Normally, the spring would be maintained in a single plane, as illustrated in Fig. 4, and thus a bending of the spring as illustrated in Fig. 2 places the same under tension, and as the spring is by its inherent resiliency always tending to return to this straight line position, the whorl engages the belt with a certain desired pressure to 55 maintain a running contact of the spindle with the belt.
If more pressure is desired, it is simply necessary to swing the knuckle in the socket 20 to a further declination, or if less pressure is desired, the opposite adjustment can be accomplished. This arrangement enables a very simple construction of the parts to be had and a very simple adjustment. No lubrication is necessary, and no wear upon this hinge connection is apparent.
The foregoing description is directed solely towards the construction illustrated, but I desire it to be understood that I reserve the privilege of resorting to all the mechanical changes to which the device is susceptible.
1. In a spindle mounting, a pair oi members, one of said members being provided with means to support a spindle, and the other of said members being provided with means to fix the same on a suitable portion of the framework, and a flexible element of a resilient sheet of material connecting said members for hingedly relating said members and causing them to return to a definite relation if flexed therefrom.

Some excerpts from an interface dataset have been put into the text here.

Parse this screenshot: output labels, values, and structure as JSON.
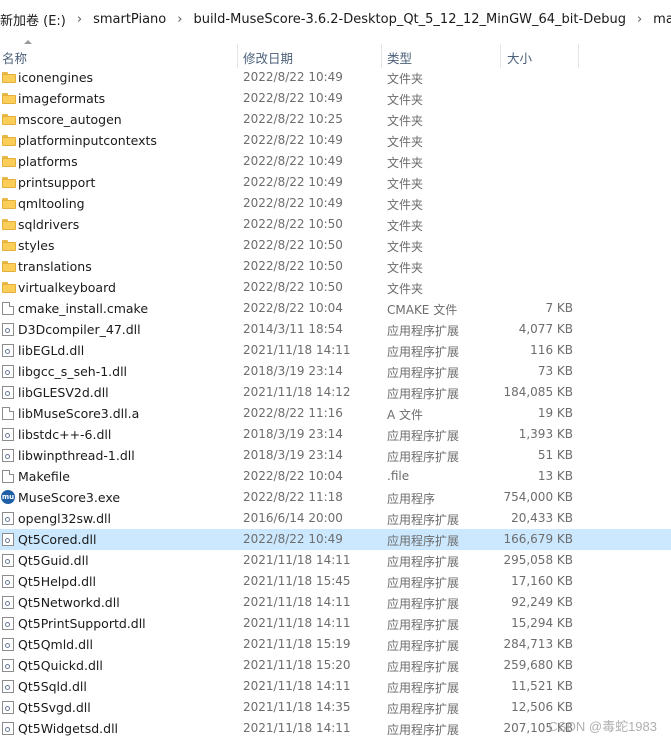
{
  "breadcrumb": {
    "items": [
      "新加卷 (E:)",
      "smartPiano",
      "build-MuseScore-3.6.2-Desktop_Qt_5_12_12_MinGW_64_bit-Debug",
      "main"
    ],
    "separator": "›"
  },
  "columns": {
    "name": "名称",
    "date": "修改日期",
    "type": "类型",
    "size": "大小"
  },
  "files": [
    {
      "name": "iconengines",
      "date": "2022/8/22 10:49",
      "type": "文件夹",
      "size": "",
      "icon": "folder-icon"
    },
    {
      "name": "imageformats",
      "date": "2022/8/22 10:49",
      "type": "文件夹",
      "size": "",
      "icon": "folder-icon"
    },
    {
      "name": "mscore_autogen",
      "date": "2022/8/22 10:25",
      "type": "文件夹",
      "size": "",
      "icon": "folder-icon"
    },
    {
      "name": "platforminputcontexts",
      "date": "2022/8/22 10:49",
      "type": "文件夹",
      "size": "",
      "icon": "folder-icon"
    },
    {
      "name": "platforms",
      "date": "2022/8/22 10:49",
      "type": "文件夹",
      "size": "",
      "icon": "folder-icon"
    },
    {
      "name": "printsupport",
      "date": "2022/8/22 10:49",
      "type": "文件夹",
      "size": "",
      "icon": "folder-icon"
    },
    {
      "name": "qmltooling",
      "date": "2022/8/22 10:49",
      "type": "文件夹",
      "size": "",
      "icon": "folder-icon"
    },
    {
      "name": "sqldrivers",
      "date": "2022/8/22 10:50",
      "type": "文件夹",
      "size": "",
      "icon": "folder-icon"
    },
    {
      "name": "styles",
      "date": "2022/8/22 10:50",
      "type": "文件夹",
      "size": "",
      "icon": "folder-icon"
    },
    {
      "name": "translations",
      "date": "2022/8/22 10:50",
      "type": "文件夹",
      "size": "",
      "icon": "folder-icon"
    },
    {
      "name": "virtualkeyboard",
      "date": "2022/8/22 10:50",
      "type": "文件夹",
      "size": "",
      "icon": "folder-icon"
    },
    {
      "name": "cmake_install.cmake",
      "date": "2022/8/22 10:04",
      "type": "CMAKE 文件",
      "size": "7 KB",
      "icon": "file-icon"
    },
    {
      "name": "D3Dcompiler_47.dll",
      "date": "2014/3/11 18:54",
      "type": "应用程序扩展",
      "size": "4,077 KB",
      "icon": "dll-icon"
    },
    {
      "name": "libEGLd.dll",
      "date": "2021/11/18 14:11",
      "type": "应用程序扩展",
      "size": "116 KB",
      "icon": "dll-icon"
    },
    {
      "name": "libgcc_s_seh-1.dll",
      "date": "2018/3/19 23:14",
      "type": "应用程序扩展",
      "size": "73 KB",
      "icon": "dll-icon"
    },
    {
      "name": "libGLESV2d.dll",
      "date": "2021/11/18 14:12",
      "type": "应用程序扩展",
      "size": "184,085 KB",
      "icon": "dll-icon"
    },
    {
      "name": "libMuseScore3.dll.a",
      "date": "2022/8/22 11:16",
      "type": "A 文件",
      "size": "19 KB",
      "icon": "file-icon"
    },
    {
      "name": "libstdc++-6.dll",
      "date": "2018/3/19 23:14",
      "type": "应用程序扩展",
      "size": "1,393 KB",
      "icon": "dll-icon"
    },
    {
      "name": "libwinpthread-1.dll",
      "date": "2018/3/19 23:14",
      "type": "应用程序扩展",
      "size": "51 KB",
      "icon": "dll-icon"
    },
    {
      "name": "Makefile",
      "date": "2022/8/22 10:04",
      "type": ".file",
      "size": "13 KB",
      "icon": "file-icon"
    },
    {
      "name": "MuseScore3.exe",
      "date": "2022/8/22 11:18",
      "type": "应用程序",
      "size": "754,000 KB",
      "icon": "musescore-app-icon"
    },
    {
      "name": "opengl32sw.dll",
      "date": "2016/6/14 20:00",
      "type": "应用程序扩展",
      "size": "20,433 KB",
      "icon": "dll-icon"
    },
    {
      "name": "Qt5Cored.dll",
      "date": "2022/8/22 10:49",
      "type": "应用程序扩展",
      "size": "166,679 KB",
      "icon": "dll-icon",
      "selected": true
    },
    {
      "name": "Qt5Guid.dll",
      "date": "2021/11/18 14:11",
      "type": "应用程序扩展",
      "size": "295,058 KB",
      "icon": "dll-icon"
    },
    {
      "name": "Qt5Helpd.dll",
      "date": "2021/11/18 15:45",
      "type": "应用程序扩展",
      "size": "17,160 KB",
      "icon": "dll-icon"
    },
    {
      "name": "Qt5Networkd.dll",
      "date": "2021/11/18 14:11",
      "type": "应用程序扩展",
      "size": "92,249 KB",
      "icon": "dll-icon"
    },
    {
      "name": "Qt5PrintSupportd.dll",
      "date": "2021/11/18 14:11",
      "type": "应用程序扩展",
      "size": "15,294 KB",
      "icon": "dll-icon"
    },
    {
      "name": "Qt5Qmld.dll",
      "date": "2021/11/18 15:19",
      "type": "应用程序扩展",
      "size": "284,713 KB",
      "icon": "dll-icon"
    },
    {
      "name": "Qt5Quickd.dll",
      "date": "2021/11/18 15:20",
      "type": "应用程序扩展",
      "size": "259,680 KB",
      "icon": "dll-icon"
    },
    {
      "name": "Qt5Sqld.dll",
      "date": "2021/11/18 14:11",
      "type": "应用程序扩展",
      "size": "11,521 KB",
      "icon": "dll-icon"
    },
    {
      "name": "Qt5Svgd.dll",
      "date": "2021/11/18 14:35",
      "type": "应用程序扩展",
      "size": "12,506 KB",
      "icon": "dll-icon"
    },
    {
      "name": "Qt5Widgetsd.dll",
      "date": "2021/11/18 14:11",
      "type": "应用程序扩展",
      "size": "207,105 KB",
      "icon": "dll-icon"
    }
  ],
  "watermark": "CSDN @毒蛇1983",
  "colors": {
    "selection": "#cce8ff",
    "folder": "#fbcd59",
    "header_text": "#4c607a"
  }
}
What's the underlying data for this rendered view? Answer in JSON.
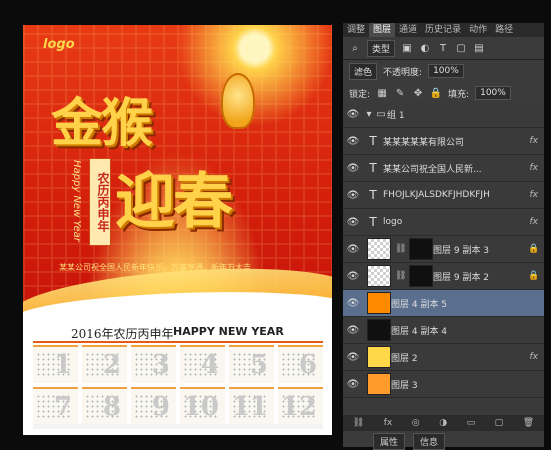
{
  "poster": {
    "logo": "logo",
    "headline_line1": "金猴",
    "headline_line2": "迎春",
    "lunar_label": "农历丙申年",
    "hny_vertical": "Happy New Year",
    "greeting": "某某公司祝全国人民新年快乐，万事亨通，新年万大吉",
    "calendar_title": "2016年农历丙申年",
    "calendar_en": "HAPPY NEW YEAR",
    "months": [
      "1",
      "2",
      "3",
      "4",
      "5",
      "6",
      "7",
      "8",
      "9",
      "10",
      "11",
      "12"
    ]
  },
  "panel": {
    "tabs": [
      "调整",
      "图层",
      "通道",
      "历史记录",
      "动作",
      "路径"
    ],
    "active_tab": "图层",
    "filter_label": "类型",
    "blend_mode": "滤色",
    "opacity_label": "不透明度:",
    "opacity_value": "100%",
    "lock_label": "锁定:",
    "fill_label": "填充:",
    "fill_value": "100%",
    "group_name": "组 1",
    "layers": [
      {
        "name": "某某某某某有限公司",
        "type": "text",
        "fx": true
      },
      {
        "name": "某某公司祝全国人民新...",
        "type": "text",
        "fx": true
      },
      {
        "name": "FHOJLKJALSDKFJHDKFJH",
        "type": "text",
        "fx": true
      },
      {
        "name": "logo",
        "type": "text",
        "fx": true
      },
      {
        "name": "图层 9 副本 3",
        "type": "mask",
        "fx": false
      },
      {
        "name": "图层 9 副本 2",
        "type": "mask",
        "fx": false
      },
      {
        "name": "图层 4 副本 5",
        "type": "image",
        "selected": true
      },
      {
        "name": "图层 4 副本 4",
        "type": "image"
      },
      {
        "name": "图层 2",
        "type": "image",
        "fx": true
      },
      {
        "name": "图层 3",
        "type": "image"
      }
    ],
    "bottom_tabs": [
      "属性",
      "信息"
    ]
  }
}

2. In a spindle mounting, a pair of members, one of said members being provided with means to support a spindle, and the other of said members being provided with means to fix the same on a suitable portion of a framework, and a flexible element of a resilient sheet of spring steel connecting said members for hingedly relating said members and causing them to return to a deflnite relation if flexed therefrom.
3. In a spindle mounting, a pair of members, one of said members being provided with means to support a spindle, and the other of said members being provided with means to fix the same on a suitable portion of a framework, a flexible element of a resilient sheet of material connecting said members for hingedly relating said members and causing them to return to a definite relation if flexed therefrom, and means to adjustably connect said element to one of said members that its normal plane may be changed with relation thereto.
4. In a spinning or twisting frame, a belt against which a plurality of spindle whorls contact to be driven, a spindle mounting comprising a pair of members, one of said members being provided with means to support a spindle, the other of said members being provided with means for fixing the same on a suitable portion of a framework, and a flexible element of a resilient sheet of material connecting said members for hingedly relating said members, said members being positioned to flex the element and cause the spindle to resiliently contact said belt to be driven thereby.
ALBERT E. WINSLOW.